[Dataset items]
__________________________________________________

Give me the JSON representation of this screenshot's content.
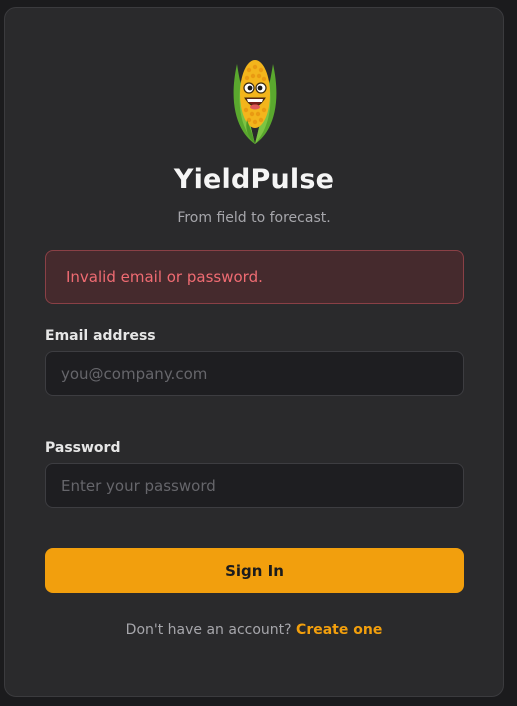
{
  "brand": {
    "logo_icon": "corn-mascot-icon",
    "name": "YieldPulse",
    "tagline": "From field to forecast."
  },
  "alert": {
    "message": "Invalid email or password."
  },
  "form": {
    "email": {
      "label": "Email address",
      "value": "",
      "placeholder": "you@company.com"
    },
    "password": {
      "label": "Password",
      "value": "",
      "placeholder": "Enter your password"
    },
    "submit_label": "Sign In"
  },
  "footer": {
    "prompt": "Don't have an account?",
    "link_label": "Create one"
  },
  "colors": {
    "accent": "#f29f0d",
    "error_text": "#ef6b72",
    "error_bg": "#452a2d",
    "card_bg": "#2a2a2c"
  }
}
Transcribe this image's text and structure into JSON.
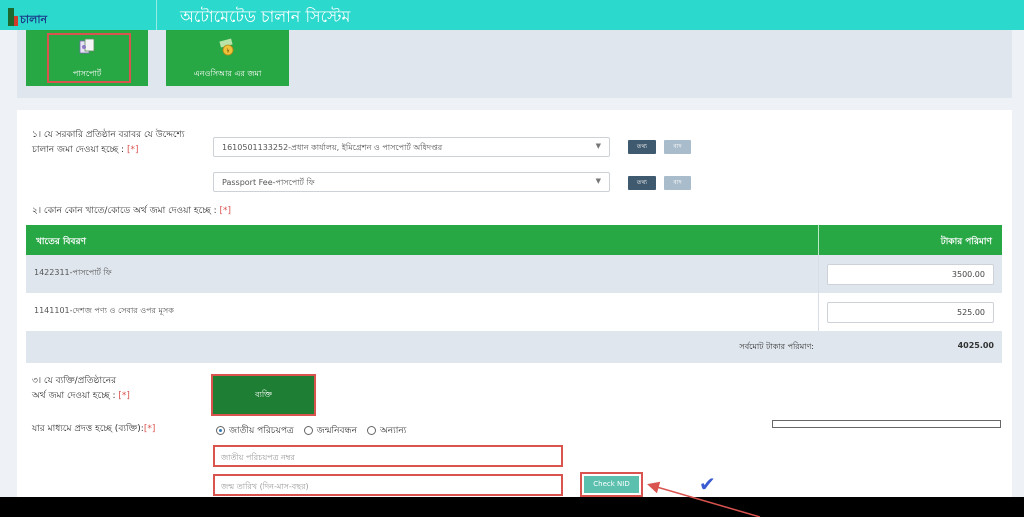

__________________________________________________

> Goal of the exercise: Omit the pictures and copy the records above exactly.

> Completed task:
Give me the JSON representation of this screenshot's content.
{
  "brand": {
    "logo_icon": "corn-mascot-icon",
    "name": "YieldPulse",
    "tagline": "From field to forecast."
  },
  "alert": {
    "message": "Invalid email or password."
  },
  "form": {
    "email": {
      "label": "Email address",
      "value": "",
      "placeholder": "you@company.com"
    },
    "password": {
      "label": "Password",
      "value": "",
      "placeholder": "Enter your password"
    },
    "submit_label": "Sign In"
  },
  "footer": {
    "prompt": "Don't have an account?",
    "link_label": "Create one"
  },
  "colors": {
    "accent": "#f29f0d",
    "error_text": "#ef6b72",
    "error_bg": "#452a2d",
    "card_bg": "#2a2a2c"
  }
}
Transcribe this image's text and structure into JSON.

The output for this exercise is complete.